[[ Exercise data open ]]
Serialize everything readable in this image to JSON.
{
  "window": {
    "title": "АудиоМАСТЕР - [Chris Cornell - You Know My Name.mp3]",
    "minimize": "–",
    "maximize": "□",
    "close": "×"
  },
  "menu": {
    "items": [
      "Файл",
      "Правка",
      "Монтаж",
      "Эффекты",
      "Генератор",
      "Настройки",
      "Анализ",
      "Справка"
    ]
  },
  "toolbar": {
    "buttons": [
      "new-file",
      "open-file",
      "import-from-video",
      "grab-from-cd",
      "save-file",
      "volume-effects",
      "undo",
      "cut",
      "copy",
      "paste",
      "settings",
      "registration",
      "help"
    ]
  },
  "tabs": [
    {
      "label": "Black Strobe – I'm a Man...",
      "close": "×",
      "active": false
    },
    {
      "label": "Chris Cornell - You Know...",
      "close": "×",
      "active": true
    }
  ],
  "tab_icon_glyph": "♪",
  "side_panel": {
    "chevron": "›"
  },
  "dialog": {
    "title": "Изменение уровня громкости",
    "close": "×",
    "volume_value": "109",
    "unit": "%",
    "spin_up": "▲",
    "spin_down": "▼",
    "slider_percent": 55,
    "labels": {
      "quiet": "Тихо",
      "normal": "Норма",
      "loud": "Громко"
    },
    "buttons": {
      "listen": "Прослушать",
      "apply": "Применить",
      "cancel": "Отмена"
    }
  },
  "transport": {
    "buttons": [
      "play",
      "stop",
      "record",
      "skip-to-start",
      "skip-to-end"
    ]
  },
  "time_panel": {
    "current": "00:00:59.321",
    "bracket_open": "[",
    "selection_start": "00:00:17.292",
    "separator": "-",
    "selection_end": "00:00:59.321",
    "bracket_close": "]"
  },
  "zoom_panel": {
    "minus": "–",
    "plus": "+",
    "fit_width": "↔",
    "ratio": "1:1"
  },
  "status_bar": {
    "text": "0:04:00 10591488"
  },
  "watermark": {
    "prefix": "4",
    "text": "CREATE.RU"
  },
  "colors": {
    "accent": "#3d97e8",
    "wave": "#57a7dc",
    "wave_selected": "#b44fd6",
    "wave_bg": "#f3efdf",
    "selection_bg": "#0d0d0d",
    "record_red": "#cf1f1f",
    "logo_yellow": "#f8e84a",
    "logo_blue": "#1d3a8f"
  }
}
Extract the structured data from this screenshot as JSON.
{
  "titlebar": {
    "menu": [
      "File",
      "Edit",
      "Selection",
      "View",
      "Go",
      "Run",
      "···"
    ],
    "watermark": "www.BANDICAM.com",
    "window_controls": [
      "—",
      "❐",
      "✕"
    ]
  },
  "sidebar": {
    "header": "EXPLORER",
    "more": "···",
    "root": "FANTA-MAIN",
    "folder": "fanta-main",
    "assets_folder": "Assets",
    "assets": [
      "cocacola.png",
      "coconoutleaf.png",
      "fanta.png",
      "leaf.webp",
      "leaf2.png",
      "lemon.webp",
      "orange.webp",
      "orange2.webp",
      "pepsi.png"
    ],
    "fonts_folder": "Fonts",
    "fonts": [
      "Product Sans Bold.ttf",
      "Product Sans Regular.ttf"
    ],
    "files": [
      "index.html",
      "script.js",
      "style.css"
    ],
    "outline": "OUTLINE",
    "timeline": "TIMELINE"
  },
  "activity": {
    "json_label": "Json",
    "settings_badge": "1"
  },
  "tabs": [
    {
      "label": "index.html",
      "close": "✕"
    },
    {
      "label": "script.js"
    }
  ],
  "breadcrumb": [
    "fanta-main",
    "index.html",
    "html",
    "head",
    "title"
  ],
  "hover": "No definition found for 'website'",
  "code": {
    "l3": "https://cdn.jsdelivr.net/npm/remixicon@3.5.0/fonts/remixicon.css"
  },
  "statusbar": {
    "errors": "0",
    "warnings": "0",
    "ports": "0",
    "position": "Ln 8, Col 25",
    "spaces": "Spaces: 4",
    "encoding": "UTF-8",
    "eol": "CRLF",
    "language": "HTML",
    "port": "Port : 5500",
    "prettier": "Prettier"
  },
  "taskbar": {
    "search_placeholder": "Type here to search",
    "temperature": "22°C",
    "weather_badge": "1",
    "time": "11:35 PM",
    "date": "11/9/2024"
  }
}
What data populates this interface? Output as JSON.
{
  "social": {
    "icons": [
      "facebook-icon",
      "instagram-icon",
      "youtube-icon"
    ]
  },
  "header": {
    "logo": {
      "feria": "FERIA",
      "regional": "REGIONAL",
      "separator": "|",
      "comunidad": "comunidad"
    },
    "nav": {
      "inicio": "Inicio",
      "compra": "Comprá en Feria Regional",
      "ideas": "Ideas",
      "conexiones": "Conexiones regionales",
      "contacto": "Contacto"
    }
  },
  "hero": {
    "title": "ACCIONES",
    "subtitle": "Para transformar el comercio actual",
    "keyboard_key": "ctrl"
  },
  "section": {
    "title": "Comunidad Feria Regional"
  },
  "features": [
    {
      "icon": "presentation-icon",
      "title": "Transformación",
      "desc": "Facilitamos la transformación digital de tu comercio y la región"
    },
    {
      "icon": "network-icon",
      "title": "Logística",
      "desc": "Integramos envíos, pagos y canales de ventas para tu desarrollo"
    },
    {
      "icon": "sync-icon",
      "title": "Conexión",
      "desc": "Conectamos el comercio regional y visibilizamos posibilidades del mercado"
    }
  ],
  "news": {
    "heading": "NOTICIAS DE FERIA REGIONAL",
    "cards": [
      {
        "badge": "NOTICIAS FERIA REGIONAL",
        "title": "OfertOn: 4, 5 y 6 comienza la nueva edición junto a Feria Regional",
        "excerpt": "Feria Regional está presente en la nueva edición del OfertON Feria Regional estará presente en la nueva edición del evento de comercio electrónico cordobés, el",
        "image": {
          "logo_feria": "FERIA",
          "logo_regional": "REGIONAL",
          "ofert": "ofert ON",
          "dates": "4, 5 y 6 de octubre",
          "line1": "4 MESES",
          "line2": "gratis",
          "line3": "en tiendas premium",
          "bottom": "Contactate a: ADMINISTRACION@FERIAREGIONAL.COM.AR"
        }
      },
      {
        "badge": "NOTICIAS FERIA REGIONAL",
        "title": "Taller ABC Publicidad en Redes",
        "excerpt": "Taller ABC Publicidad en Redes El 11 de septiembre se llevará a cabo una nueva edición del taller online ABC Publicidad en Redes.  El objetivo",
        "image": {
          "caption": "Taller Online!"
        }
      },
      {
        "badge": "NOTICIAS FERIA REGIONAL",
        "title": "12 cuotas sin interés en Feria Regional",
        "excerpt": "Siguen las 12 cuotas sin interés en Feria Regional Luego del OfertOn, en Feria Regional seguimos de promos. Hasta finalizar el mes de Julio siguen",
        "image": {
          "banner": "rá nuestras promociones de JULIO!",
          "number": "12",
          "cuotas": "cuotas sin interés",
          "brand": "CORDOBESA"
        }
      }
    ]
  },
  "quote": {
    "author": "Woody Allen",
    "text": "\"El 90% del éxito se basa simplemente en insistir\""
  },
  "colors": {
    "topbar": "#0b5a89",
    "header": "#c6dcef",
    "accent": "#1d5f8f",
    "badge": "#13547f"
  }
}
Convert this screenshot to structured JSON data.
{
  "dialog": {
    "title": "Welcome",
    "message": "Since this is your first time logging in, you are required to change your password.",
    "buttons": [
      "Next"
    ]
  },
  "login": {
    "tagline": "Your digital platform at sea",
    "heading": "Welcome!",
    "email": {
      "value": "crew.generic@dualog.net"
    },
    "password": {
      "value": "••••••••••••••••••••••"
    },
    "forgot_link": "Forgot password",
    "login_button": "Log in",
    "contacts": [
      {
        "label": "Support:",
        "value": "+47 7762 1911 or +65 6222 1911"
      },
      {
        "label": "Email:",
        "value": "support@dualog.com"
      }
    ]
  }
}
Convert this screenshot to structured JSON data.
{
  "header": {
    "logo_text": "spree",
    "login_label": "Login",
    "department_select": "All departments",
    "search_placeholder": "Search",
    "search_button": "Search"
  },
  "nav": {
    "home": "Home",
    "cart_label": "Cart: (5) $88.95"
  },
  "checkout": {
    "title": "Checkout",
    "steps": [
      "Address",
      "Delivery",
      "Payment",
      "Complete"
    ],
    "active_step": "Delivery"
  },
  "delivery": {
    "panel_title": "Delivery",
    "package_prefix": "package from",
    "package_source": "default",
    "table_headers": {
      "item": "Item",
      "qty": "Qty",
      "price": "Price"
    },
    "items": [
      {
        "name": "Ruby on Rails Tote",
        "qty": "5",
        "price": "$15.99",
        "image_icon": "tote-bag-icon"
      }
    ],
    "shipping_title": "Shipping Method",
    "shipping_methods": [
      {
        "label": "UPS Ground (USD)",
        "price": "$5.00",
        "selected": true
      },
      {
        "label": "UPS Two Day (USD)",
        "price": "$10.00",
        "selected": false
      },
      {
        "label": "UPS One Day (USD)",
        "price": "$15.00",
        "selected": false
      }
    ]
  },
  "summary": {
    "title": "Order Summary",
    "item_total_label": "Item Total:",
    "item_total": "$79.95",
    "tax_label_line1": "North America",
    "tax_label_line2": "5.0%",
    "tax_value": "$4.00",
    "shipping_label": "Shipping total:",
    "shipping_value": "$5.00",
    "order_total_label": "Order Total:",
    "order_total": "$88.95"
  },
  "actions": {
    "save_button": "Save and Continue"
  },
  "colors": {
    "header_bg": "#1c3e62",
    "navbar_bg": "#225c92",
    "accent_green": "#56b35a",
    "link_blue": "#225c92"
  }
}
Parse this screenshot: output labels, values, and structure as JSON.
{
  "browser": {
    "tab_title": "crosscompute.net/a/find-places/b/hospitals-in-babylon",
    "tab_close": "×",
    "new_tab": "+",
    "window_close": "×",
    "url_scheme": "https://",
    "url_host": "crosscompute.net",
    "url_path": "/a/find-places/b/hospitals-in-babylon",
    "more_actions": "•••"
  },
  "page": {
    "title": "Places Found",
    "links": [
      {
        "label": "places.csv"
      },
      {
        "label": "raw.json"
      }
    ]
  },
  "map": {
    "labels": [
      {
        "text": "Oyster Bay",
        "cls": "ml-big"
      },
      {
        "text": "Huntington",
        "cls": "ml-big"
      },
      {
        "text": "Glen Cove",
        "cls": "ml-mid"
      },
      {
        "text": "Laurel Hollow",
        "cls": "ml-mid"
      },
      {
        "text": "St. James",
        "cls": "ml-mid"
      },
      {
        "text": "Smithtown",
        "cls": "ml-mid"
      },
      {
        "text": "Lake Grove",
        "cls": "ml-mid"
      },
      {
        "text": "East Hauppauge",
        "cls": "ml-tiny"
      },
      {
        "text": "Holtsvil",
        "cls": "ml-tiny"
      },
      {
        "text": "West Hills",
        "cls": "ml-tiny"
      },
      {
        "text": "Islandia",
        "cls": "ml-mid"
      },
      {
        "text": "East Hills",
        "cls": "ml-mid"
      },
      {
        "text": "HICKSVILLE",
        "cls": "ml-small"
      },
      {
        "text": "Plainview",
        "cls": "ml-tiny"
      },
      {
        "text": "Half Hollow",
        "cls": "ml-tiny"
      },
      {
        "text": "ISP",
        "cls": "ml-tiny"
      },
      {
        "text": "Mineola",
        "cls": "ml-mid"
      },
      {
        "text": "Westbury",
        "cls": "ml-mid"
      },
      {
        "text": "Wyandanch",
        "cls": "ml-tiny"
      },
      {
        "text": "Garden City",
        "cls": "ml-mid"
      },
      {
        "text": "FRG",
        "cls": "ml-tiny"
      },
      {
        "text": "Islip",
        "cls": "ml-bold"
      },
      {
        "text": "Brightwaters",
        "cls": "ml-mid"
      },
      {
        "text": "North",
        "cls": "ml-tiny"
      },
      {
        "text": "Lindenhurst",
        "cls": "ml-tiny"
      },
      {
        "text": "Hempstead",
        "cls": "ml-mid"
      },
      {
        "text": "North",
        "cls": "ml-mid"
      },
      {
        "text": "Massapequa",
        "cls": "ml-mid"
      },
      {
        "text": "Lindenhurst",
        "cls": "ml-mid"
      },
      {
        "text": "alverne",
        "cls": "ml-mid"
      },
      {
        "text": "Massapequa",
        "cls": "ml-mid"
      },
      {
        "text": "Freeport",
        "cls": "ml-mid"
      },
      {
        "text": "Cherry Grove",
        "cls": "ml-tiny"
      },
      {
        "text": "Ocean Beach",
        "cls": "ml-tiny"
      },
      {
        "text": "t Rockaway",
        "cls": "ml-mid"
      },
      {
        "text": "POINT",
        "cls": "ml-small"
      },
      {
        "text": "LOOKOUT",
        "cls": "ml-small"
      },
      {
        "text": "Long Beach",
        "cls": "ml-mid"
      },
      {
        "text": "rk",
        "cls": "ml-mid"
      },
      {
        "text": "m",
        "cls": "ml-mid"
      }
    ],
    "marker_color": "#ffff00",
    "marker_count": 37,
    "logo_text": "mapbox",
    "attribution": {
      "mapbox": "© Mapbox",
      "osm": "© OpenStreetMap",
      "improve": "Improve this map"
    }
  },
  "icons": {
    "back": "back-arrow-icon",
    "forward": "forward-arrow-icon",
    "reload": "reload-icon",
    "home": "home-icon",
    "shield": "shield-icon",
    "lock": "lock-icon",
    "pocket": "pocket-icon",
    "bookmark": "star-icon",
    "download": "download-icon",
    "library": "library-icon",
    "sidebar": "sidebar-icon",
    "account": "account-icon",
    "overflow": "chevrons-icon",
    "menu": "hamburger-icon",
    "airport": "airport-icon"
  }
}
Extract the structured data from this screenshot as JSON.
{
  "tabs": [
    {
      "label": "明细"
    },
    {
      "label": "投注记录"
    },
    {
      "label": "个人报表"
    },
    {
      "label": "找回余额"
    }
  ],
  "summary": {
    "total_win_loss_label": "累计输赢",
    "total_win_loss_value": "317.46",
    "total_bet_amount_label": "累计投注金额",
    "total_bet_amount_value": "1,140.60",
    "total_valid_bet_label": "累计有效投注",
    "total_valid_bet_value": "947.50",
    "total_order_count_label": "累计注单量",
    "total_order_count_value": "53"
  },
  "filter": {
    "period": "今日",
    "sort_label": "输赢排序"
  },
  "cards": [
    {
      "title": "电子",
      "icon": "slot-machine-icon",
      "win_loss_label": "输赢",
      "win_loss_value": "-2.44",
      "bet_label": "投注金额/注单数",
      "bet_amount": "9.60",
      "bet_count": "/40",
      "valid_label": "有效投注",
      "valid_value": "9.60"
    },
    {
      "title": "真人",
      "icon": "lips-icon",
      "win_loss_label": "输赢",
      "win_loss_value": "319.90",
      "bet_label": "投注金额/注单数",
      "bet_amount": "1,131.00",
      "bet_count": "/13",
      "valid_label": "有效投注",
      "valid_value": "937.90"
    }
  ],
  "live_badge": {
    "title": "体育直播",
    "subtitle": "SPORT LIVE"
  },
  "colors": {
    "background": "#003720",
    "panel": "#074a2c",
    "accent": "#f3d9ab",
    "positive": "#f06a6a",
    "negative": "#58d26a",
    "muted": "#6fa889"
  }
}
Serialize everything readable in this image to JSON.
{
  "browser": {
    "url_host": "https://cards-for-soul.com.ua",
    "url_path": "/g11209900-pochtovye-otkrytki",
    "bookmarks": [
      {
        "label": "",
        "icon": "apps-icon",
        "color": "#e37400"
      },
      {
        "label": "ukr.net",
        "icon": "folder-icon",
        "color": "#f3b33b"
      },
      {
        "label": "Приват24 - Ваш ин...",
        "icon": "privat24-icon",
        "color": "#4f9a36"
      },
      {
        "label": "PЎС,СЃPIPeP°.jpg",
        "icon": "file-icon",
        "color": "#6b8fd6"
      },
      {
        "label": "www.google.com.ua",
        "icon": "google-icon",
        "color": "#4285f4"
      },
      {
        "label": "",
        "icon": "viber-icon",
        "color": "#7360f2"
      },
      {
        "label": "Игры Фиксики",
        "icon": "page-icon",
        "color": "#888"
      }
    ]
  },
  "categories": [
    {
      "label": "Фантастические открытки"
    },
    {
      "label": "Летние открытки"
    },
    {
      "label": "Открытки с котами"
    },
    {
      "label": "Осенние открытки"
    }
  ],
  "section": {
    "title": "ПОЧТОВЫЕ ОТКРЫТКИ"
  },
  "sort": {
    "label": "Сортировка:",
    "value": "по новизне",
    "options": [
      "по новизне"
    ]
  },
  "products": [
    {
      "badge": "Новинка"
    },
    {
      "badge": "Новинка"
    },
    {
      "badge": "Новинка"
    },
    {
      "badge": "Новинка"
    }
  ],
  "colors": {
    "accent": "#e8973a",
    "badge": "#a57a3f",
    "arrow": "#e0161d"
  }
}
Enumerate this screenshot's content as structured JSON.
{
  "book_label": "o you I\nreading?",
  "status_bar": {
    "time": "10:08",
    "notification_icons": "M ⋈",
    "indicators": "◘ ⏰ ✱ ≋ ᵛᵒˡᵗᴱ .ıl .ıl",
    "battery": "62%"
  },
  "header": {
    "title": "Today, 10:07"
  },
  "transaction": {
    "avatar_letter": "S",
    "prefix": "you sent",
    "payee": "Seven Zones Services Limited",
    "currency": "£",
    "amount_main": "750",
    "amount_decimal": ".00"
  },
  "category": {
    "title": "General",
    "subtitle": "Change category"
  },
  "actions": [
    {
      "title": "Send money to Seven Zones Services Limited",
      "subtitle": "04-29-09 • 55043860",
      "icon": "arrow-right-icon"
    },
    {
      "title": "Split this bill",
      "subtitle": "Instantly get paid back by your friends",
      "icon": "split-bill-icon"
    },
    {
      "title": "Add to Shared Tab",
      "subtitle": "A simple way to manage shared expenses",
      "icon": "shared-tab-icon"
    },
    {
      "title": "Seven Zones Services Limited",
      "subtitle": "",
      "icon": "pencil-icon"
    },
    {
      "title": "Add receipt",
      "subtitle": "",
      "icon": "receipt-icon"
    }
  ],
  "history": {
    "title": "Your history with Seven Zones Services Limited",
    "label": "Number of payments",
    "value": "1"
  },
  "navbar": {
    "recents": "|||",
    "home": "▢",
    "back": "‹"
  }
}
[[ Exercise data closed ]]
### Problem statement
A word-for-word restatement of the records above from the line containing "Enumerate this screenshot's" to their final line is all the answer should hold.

### Reply to the exercise
Enumerate this screenshot's content as structured JSON.
{
  "book_label": "o you I\nreading?",
  "status_bar": {
    "time": "10:08",
    "notification_icons": "M ⋈",
    "indicators": "◘ ⏰ ✱ ≋ ᵛᵒˡᵗᴱ .ıl .ıl",
    "battery": "62%"
  },
  "header": {
    "title": "Today, 10:07"
  },
  "transaction": {
    "avatar_letter": "S",
    "prefix": "you sent",
    "payee": "Seven Zones Services Limited",
    "currency": "£",
    "amount_main": "750",
    "amount_decimal": ".00"
  },
  "category": {
    "title": "General",
    "subtitle": "Change category"
  },
  "actions": [
    {
      "title": "Send money to Seven Zones Services Limited",
      "subtitle": "04-29-09 • 55043860",
      "icon": "arrow-right-icon"
    },
    {
      "title": "Split this bill",
      "subtitle": "Instantly get paid back by your friends",
      "icon": "split-bill-icon"
    },
    {
      "title": "Add to Shared Tab",
      "subtitle": "A simple way to manage shared expenses",
      "icon": "shared-tab-icon"
    },
    {
      "title": "Seven Zones Services Limited",
      "subtitle": "",
      "icon": "pencil-icon"
    },
    {
      "title": "Add receipt",
      "subtitle": "",
      "icon": "receipt-icon"
    }
  ],
  "history": {
    "title": "Your history with Seven Zones Services Limited",
    "label": "Number of payments",
    "value": "1"
  },
  "navbar": {
    "recents": "|||",
    "home": "▢",
    "back": "‹"
  }
}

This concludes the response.